- The target signal is updated by removing the adaptive codebook contribution (filtered adaptive codevector), and this new target, is used in the fixed algebraic codebook search (to find the optimum innovation).
- The gains of the adaptive and fixed codebook are scalar quantified with 4 and 5 bits respectively or vector quantified with 6-7 bits (with moving average (MA) prediction applied to the fixed codebook gain).
- Finally, the filter memories are updated (using the determined excitation signal) for finding the target signal in the next subframe.
- In each 20 ms speech frame, 95, 103, 118, 134, 148, 159, 204 or 244 bits are produced, corresponding to a bit-rate of 4.75, 5.15, 5.90, 6.70, 7.40, 7.95, 10.2 or 12.2 kbit/s.
GSM AMR Decoder

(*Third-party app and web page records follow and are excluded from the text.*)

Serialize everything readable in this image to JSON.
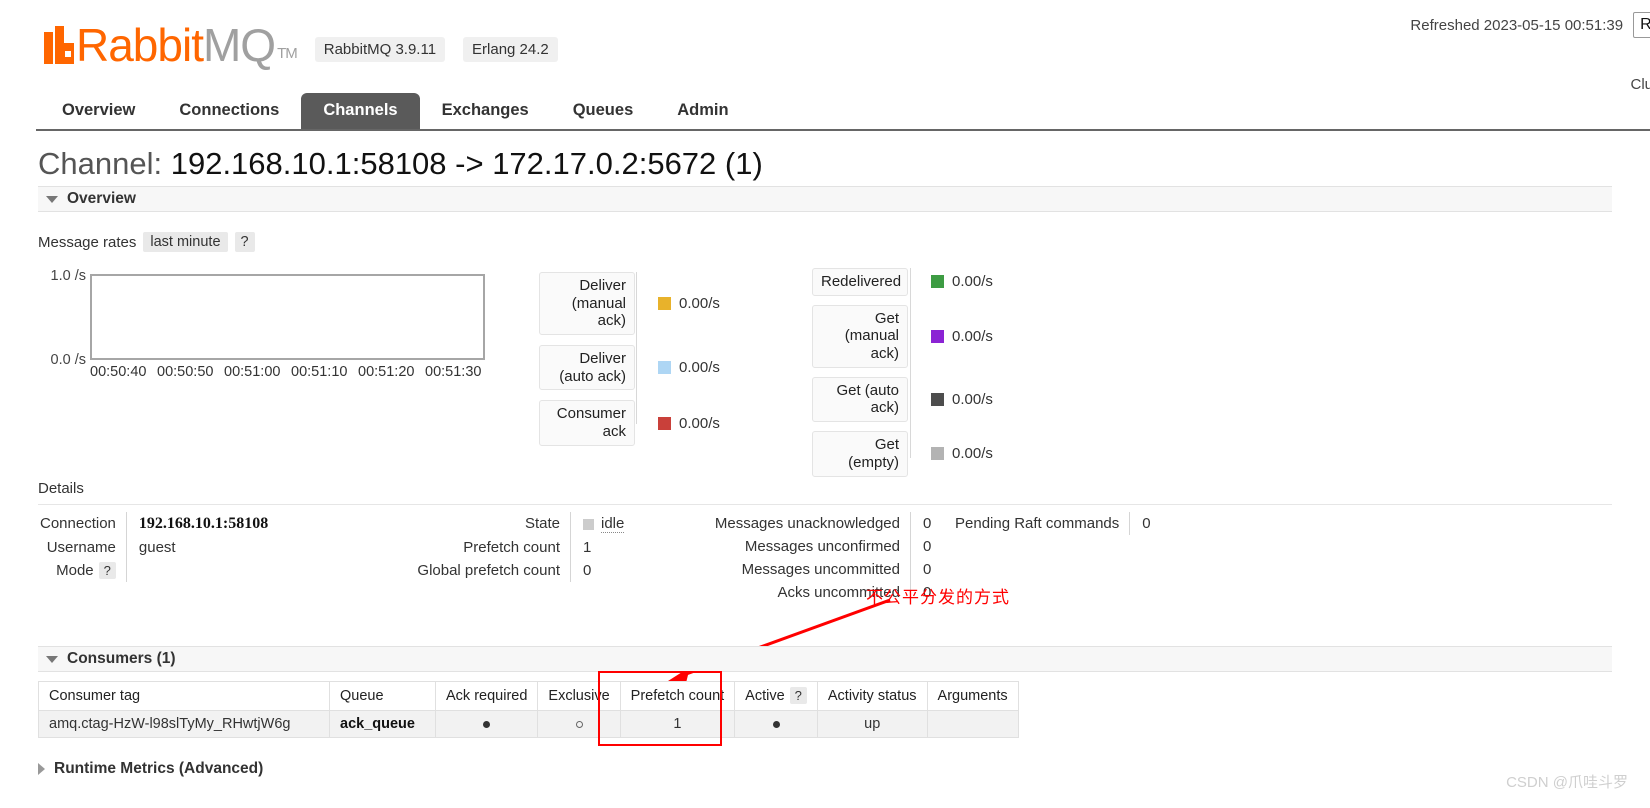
{
  "header": {
    "refreshed_text": "Refreshed 2023-05-15 00:51:39",
    "refresh_button": "Ref",
    "cluster_label": "Cluster",
    "logo_rabbit": "Rabbit",
    "logo_mq": "MQ",
    "logo_tm": "TM",
    "version_rabbitmq": "RabbitMQ 3.9.11",
    "version_erlang": "Erlang 24.2"
  },
  "nav": {
    "items": [
      {
        "label": "Overview",
        "active": false
      },
      {
        "label": "Connections",
        "active": false
      },
      {
        "label": "Channels",
        "active": true
      },
      {
        "label": "Exchanges",
        "active": false
      },
      {
        "label": "Queues",
        "active": false
      },
      {
        "label": "Admin",
        "active": false
      }
    ]
  },
  "page": {
    "title_label": "Channel:",
    "title_value": "192.168.10.1:58108 -> 172.17.0.2:5672 (1)",
    "overview_section": "Overview",
    "details_label": "Details",
    "consumers_section": "Consumers (1)",
    "bottom_section": "Runtime Metrics (Advanced)"
  },
  "message_rates": {
    "label": "Message rates",
    "period": "last minute",
    "help": "?"
  },
  "chart_data": {
    "type": "line",
    "title": "Message rates",
    "xlabel": "",
    "ylabel": "/s",
    "ylim": [
      0.0,
      1.0
    ],
    "ytick_labels": [
      "1.0 /s",
      "0.0 /s"
    ],
    "x": [
      "00:50:40",
      "00:50:50",
      "00:51:00",
      "00:51:10",
      "00:51:20",
      "00:51:30"
    ],
    "grid": false,
    "legend_position": "right",
    "series": [
      {
        "name": "Deliver (manual ack)",
        "rate": "0.00/s",
        "color": "#e8b22b",
        "values": [
          0,
          0,
          0,
          0,
          0,
          0
        ]
      },
      {
        "name": "Deliver (auto ack)",
        "rate": "0.00/s",
        "color": "#aed6f4",
        "values": [
          0,
          0,
          0,
          0,
          0,
          0
        ]
      },
      {
        "name": "Consumer ack",
        "rate": "0.00/s",
        "color": "#c9403a",
        "values": [
          0,
          0,
          0,
          0,
          0,
          0
        ]
      },
      {
        "name": "Redelivered",
        "rate": "0.00/s",
        "color": "#3d9c43",
        "values": [
          0,
          0,
          0,
          0,
          0,
          0
        ]
      },
      {
        "name": "Get (manual ack)",
        "rate": "0.00/s",
        "color": "#8b23d4",
        "values": [
          0,
          0,
          0,
          0,
          0,
          0
        ]
      },
      {
        "name": "Get (auto ack)",
        "rate": "0.00/s",
        "color": "#4d4d4d",
        "values": [
          0,
          0,
          0,
          0,
          0,
          0
        ]
      },
      {
        "name": "Get (empty)",
        "rate": "0.00/s",
        "color": "#b3b3b3",
        "values": [
          0,
          0,
          0,
          0,
          0,
          0
        ]
      }
    ]
  },
  "details": {
    "left": [
      {
        "key": "Connection",
        "value": "192.168.10.1:58108",
        "strong": true
      },
      {
        "key": "Username",
        "value": "guest",
        "strong": false
      },
      {
        "key": "Mode",
        "value": "",
        "strong": false,
        "help": "?"
      }
    ],
    "mid": [
      {
        "key": "State",
        "value": "idle"
      },
      {
        "key": "Prefetch count",
        "value": "1"
      },
      {
        "key": "Global prefetch count",
        "value": "0"
      }
    ],
    "right": [
      {
        "key": "Messages unacknowledged",
        "value": "0"
      },
      {
        "key": "Messages unconfirmed",
        "value": "0"
      },
      {
        "key": "Messages uncommitted",
        "value": "0"
      },
      {
        "key": "Acks uncommitted",
        "value": "0"
      }
    ],
    "far_right": [
      {
        "key": "Pending Raft commands",
        "value": "0"
      }
    ]
  },
  "annotation": {
    "text": "不公平分发的方式",
    "color": "#ff0000"
  },
  "consumers_table": {
    "headers": [
      "Consumer tag",
      "Queue",
      "Ack required",
      "Exclusive",
      "Prefetch count",
      "Active",
      "Activity status",
      "Arguments"
    ],
    "active_help": "?",
    "rows": [
      {
        "consumer_tag": "amq.ctag-HzW-l98slTyMy_RHwtjW6g",
        "queue": "ack_queue",
        "ack_required": "●",
        "exclusive": "○",
        "prefetch_count": "1",
        "active": "●",
        "activity_status": "up",
        "arguments": ""
      }
    ]
  },
  "watermark": "CSDN @爪哇斗罗"
}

- At the decoder, based on the chosen mode, the transmitted indices are extracted from the received bitstream. The indices are decoded to obtain the coder parameters at each transmission frame. These parameters are the LSP vectors, the fractional pitch lags, the innovative codevectors, and the pitch and innovative gains. The LSP vectors are converted to the LP filter coefficients and interpolated to obtain LP filters at each subframe. Then, at each 40-sample subframe:

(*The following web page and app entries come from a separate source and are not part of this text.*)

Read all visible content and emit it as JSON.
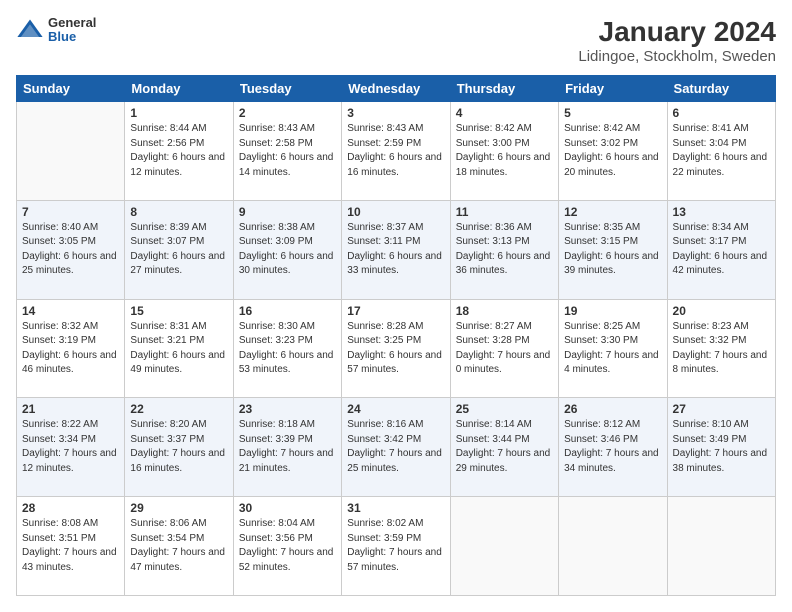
{
  "logo": {
    "general": "General",
    "blue": "Blue"
  },
  "title": "January 2024",
  "subtitle": "Lidingoe, Stockholm, Sweden",
  "days_of_week": [
    "Sunday",
    "Monday",
    "Tuesday",
    "Wednesday",
    "Thursday",
    "Friday",
    "Saturday"
  ],
  "weeks": [
    [
      {
        "day": "",
        "sunrise": "",
        "sunset": "",
        "daylight": ""
      },
      {
        "day": "1",
        "sunrise": "Sunrise: 8:44 AM",
        "sunset": "Sunset: 2:56 PM",
        "daylight": "Daylight: 6 hours and 12 minutes."
      },
      {
        "day": "2",
        "sunrise": "Sunrise: 8:43 AM",
        "sunset": "Sunset: 2:58 PM",
        "daylight": "Daylight: 6 hours and 14 minutes."
      },
      {
        "day": "3",
        "sunrise": "Sunrise: 8:43 AM",
        "sunset": "Sunset: 2:59 PM",
        "daylight": "Daylight: 6 hours and 16 minutes."
      },
      {
        "day": "4",
        "sunrise": "Sunrise: 8:42 AM",
        "sunset": "Sunset: 3:00 PM",
        "daylight": "Daylight: 6 hours and 18 minutes."
      },
      {
        "day": "5",
        "sunrise": "Sunrise: 8:42 AM",
        "sunset": "Sunset: 3:02 PM",
        "daylight": "Daylight: 6 hours and 20 minutes."
      },
      {
        "day": "6",
        "sunrise": "Sunrise: 8:41 AM",
        "sunset": "Sunset: 3:04 PM",
        "daylight": "Daylight: 6 hours and 22 minutes."
      }
    ],
    [
      {
        "day": "7",
        "sunrise": "Sunrise: 8:40 AM",
        "sunset": "Sunset: 3:05 PM",
        "daylight": "Daylight: 6 hours and 25 minutes."
      },
      {
        "day": "8",
        "sunrise": "Sunrise: 8:39 AM",
        "sunset": "Sunset: 3:07 PM",
        "daylight": "Daylight: 6 hours and 27 minutes."
      },
      {
        "day": "9",
        "sunrise": "Sunrise: 8:38 AM",
        "sunset": "Sunset: 3:09 PM",
        "daylight": "Daylight: 6 hours and 30 minutes."
      },
      {
        "day": "10",
        "sunrise": "Sunrise: 8:37 AM",
        "sunset": "Sunset: 3:11 PM",
        "daylight": "Daylight: 6 hours and 33 minutes."
      },
      {
        "day": "11",
        "sunrise": "Sunrise: 8:36 AM",
        "sunset": "Sunset: 3:13 PM",
        "daylight": "Daylight: 6 hours and 36 minutes."
      },
      {
        "day": "12",
        "sunrise": "Sunrise: 8:35 AM",
        "sunset": "Sunset: 3:15 PM",
        "daylight": "Daylight: 6 hours and 39 minutes."
      },
      {
        "day": "13",
        "sunrise": "Sunrise: 8:34 AM",
        "sunset": "Sunset: 3:17 PM",
        "daylight": "Daylight: 6 hours and 42 minutes."
      }
    ],
    [
      {
        "day": "14",
        "sunrise": "Sunrise: 8:32 AM",
        "sunset": "Sunset: 3:19 PM",
        "daylight": "Daylight: 6 hours and 46 minutes."
      },
      {
        "day": "15",
        "sunrise": "Sunrise: 8:31 AM",
        "sunset": "Sunset: 3:21 PM",
        "daylight": "Daylight: 6 hours and 49 minutes."
      },
      {
        "day": "16",
        "sunrise": "Sunrise: 8:30 AM",
        "sunset": "Sunset: 3:23 PM",
        "daylight": "Daylight: 6 hours and 53 minutes."
      },
      {
        "day": "17",
        "sunrise": "Sunrise: 8:28 AM",
        "sunset": "Sunset: 3:25 PM",
        "daylight": "Daylight: 6 hours and 57 minutes."
      },
      {
        "day": "18",
        "sunrise": "Sunrise: 8:27 AM",
        "sunset": "Sunset: 3:28 PM",
        "daylight": "Daylight: 7 hours and 0 minutes."
      },
      {
        "day": "19",
        "sunrise": "Sunrise: 8:25 AM",
        "sunset": "Sunset: 3:30 PM",
        "daylight": "Daylight: 7 hours and 4 minutes."
      },
      {
        "day": "20",
        "sunrise": "Sunrise: 8:23 AM",
        "sunset": "Sunset: 3:32 PM",
        "daylight": "Daylight: 7 hours and 8 minutes."
      }
    ],
    [
      {
        "day": "21",
        "sunrise": "Sunrise: 8:22 AM",
        "sunset": "Sunset: 3:34 PM",
        "daylight": "Daylight: 7 hours and 12 minutes."
      },
      {
        "day": "22",
        "sunrise": "Sunrise: 8:20 AM",
        "sunset": "Sunset: 3:37 PM",
        "daylight": "Daylight: 7 hours and 16 minutes."
      },
      {
        "day": "23",
        "sunrise": "Sunrise: 8:18 AM",
        "sunset": "Sunset: 3:39 PM",
        "daylight": "Daylight: 7 hours and 21 minutes."
      },
      {
        "day": "24",
        "sunrise": "Sunrise: 8:16 AM",
        "sunset": "Sunset: 3:42 PM",
        "daylight": "Daylight: 7 hours and 25 minutes."
      },
      {
        "day": "25",
        "sunrise": "Sunrise: 8:14 AM",
        "sunset": "Sunset: 3:44 PM",
        "daylight": "Daylight: 7 hours and 29 minutes."
      },
      {
        "day": "26",
        "sunrise": "Sunrise: 8:12 AM",
        "sunset": "Sunset: 3:46 PM",
        "daylight": "Daylight: 7 hours and 34 minutes."
      },
      {
        "day": "27",
        "sunrise": "Sunrise: 8:10 AM",
        "sunset": "Sunset: 3:49 PM",
        "daylight": "Daylight: 7 hours and 38 minutes."
      }
    ],
    [
      {
        "day": "28",
        "sunrise": "Sunrise: 8:08 AM",
        "sunset": "Sunset: 3:51 PM",
        "daylight": "Daylight: 7 hours and 43 minutes."
      },
      {
        "day": "29",
        "sunrise": "Sunrise: 8:06 AM",
        "sunset": "Sunset: 3:54 PM",
        "daylight": "Daylight: 7 hours and 47 minutes."
      },
      {
        "day": "30",
        "sunrise": "Sunrise: 8:04 AM",
        "sunset": "Sunset: 3:56 PM",
        "daylight": "Daylight: 7 hours and 52 minutes."
      },
      {
        "day": "31",
        "sunrise": "Sunrise: 8:02 AM",
        "sunset": "Sunset: 3:59 PM",
        "daylight": "Daylight: 7 hours and 57 minutes."
      },
      {
        "day": "",
        "sunrise": "",
        "sunset": "",
        "daylight": ""
      },
      {
        "day": "",
        "sunrise": "",
        "sunset": "",
        "daylight": ""
      },
      {
        "day": "",
        "sunrise": "",
        "sunset": "",
        "daylight": ""
      }
    ]
  ]
}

- The excitation is constructed by adding the adaptive and innovative codevectors scaled by their respective gains
- The speech is reconstructed by filtering the excitation through the LP synthesis filter.
- Finally, the reconstructed voice signal is passed through an adaptive postfilter.
- DAA interface using linear codec at 8.0 kHz sample rate
- Direct interface to 8.0 kHz PCM data stream (A-law or μ-law)
- North American/International Telephony (including caller ID) support available
- Simultaneous DTMF detector operation available – (less than 150 hits on Bellcore test tape typical)
- MF tone detectors, general purpose programmable tone detectors/generators available
- Data/Facsimile/Voice Distinction available
- Common compressed speech frame stream interface to support systems with multiple speech coders
- Dynamic speech coders selection if multiple voice codecs are available
- Can be integrated with Acoustic Echo Canceller, G.168 Line Echo Canceller and Tone Detection/Regeneration modules
- Available with VoIP stack
- Full and half duplex modes of operation
- Passes ETSI test vectors
- Compliant with GSM 06.90 Recommendation
- Optimized for high performance on leading DSP architectures
- Multichannel implementation
- Multi-tasking environment compatible
- Audio Examples
- MIPS/memory requirements
- PSQM/PSQM+ values
- ETSI Recommendation GSM 06.90
- RFC 3267 – RTP Packetization
- RTP Parameters
VOCAL’s optimized vocoder software is available for the following platforms. Please contact us for specific vocoder supported platforms and performance information.